In an alternative embodiment, the transistor 12 may operate as a fundamental mode oscillator rather than a harmonic oscillator. A fundamental mode oscillator has higher output amplitude but is far more difficult to implement in surface mount technology (SMT) due to lead parasitics. Above 20 GHz, fundamental mode oscillation is possible by violating SMT assembly rules when using transistor packages available at present. Obviously, integrating the transceiver circuitry onto a single chip or hybrid circuit substrate, including an antenna that is separate from the active device, would allow fundamental mode operation and neatly allow all RF functions to reside in one package. However, it is doubtful that the integrated approach will ever be cost competitive to a single discrete RF transistor on an inexpensive glass-epoxy PCB. Thus, the surface mount transceiver of
The transistor 12 may be a pseudomorphic hetero-junction FET type NE3210S01 by California Eastern Laboratories, and diodes 54 may be obtained in a single package of type BAT 15014W by Infinion. Of course, these are exemplary devices and the claims that follow are not limited to these devices.
Although the invention has been described with reference to an exemplary 26 GHz system in view of the high interest in this frequency, the principles of the invention can be applied to other frequencies, e.g., 10.5 GHz and 38 GHz. The techniques using harmonic transmit pulses and harmonic sampling can be similarly applied. The transistor 12 may serve other functions besides an RF oscillator, such as an RF amplifier or RF detector. Lead(s) 18 of

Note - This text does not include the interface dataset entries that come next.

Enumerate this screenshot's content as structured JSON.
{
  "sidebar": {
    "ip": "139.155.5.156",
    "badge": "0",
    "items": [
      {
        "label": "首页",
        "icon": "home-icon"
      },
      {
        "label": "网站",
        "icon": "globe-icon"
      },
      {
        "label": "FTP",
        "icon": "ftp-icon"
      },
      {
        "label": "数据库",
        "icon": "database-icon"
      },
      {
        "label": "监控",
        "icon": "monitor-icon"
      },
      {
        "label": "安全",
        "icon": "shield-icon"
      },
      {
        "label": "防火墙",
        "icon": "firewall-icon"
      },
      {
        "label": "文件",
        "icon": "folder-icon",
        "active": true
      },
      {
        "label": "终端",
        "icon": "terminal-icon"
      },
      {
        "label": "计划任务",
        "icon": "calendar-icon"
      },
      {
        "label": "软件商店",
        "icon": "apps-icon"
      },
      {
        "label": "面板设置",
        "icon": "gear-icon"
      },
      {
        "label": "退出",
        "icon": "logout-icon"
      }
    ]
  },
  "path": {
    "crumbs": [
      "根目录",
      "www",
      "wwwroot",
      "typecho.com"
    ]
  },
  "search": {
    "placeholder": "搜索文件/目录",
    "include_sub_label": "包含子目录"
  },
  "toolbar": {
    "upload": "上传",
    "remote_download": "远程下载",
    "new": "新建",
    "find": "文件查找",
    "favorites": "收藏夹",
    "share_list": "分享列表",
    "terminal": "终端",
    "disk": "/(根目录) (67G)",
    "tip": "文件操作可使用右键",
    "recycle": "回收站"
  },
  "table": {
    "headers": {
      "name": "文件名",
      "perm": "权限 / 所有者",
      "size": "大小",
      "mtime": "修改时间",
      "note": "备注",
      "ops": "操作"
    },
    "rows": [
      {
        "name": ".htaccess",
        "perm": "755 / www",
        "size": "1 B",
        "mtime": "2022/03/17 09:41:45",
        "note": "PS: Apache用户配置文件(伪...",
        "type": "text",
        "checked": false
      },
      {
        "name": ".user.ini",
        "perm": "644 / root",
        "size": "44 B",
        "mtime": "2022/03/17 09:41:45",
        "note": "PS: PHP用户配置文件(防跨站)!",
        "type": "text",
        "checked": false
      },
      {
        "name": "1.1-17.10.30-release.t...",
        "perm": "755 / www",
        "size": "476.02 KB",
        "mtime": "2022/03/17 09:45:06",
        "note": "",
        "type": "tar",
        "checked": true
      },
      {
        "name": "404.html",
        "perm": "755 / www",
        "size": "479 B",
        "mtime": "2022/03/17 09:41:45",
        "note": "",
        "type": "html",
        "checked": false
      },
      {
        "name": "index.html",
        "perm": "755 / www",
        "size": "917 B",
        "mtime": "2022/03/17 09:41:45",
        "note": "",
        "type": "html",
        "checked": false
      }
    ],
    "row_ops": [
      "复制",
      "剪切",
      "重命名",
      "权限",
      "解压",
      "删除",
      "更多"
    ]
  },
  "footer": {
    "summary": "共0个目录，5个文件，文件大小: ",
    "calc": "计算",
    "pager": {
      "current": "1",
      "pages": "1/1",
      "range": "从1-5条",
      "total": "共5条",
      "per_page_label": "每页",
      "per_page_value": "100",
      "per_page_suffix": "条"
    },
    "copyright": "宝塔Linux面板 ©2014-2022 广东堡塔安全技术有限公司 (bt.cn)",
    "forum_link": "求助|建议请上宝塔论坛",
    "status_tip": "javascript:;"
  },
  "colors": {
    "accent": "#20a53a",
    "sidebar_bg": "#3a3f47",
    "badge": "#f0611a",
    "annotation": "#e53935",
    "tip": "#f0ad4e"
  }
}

Although certain implementations are shown herein, it is contemplated that the method and apparatus disclosed herein may be utilized in numerous environments. For example, applications for the new apparatus are widespread and universal. They include, but are not limited to, non-contact rangefinders for robotics, automotive safety devices, such as backup warning radar, home improvement, such as electronic room measurement devices, tank fill-level sensing, aids-to-the-blind, industrial automation, such as mechanical position control, aircraft altimeters, and boat docking radar. The new apparatus may also be used in 3-D radar imaging for industrial inspection, for through-clothing security screening at airports, for digitizing objects in computer aided design, and for tracking objects in virtual reality applications including computer generated images for Hollywood movie-making. The new apparatus may also be used in innumerable motion sensing applications using its Doppler sensing mode, such as home and automotive security sensors, automatic door openers, police and sports radar speed sensors, vehicle ground speed sensors, wake-up devices in vending machines and toys, and various military applications.
Changes and modifications in the specifically described embodiments can be carried out without departing from the scope of the invention, which is intended to be limited only by the scope of the appended claims.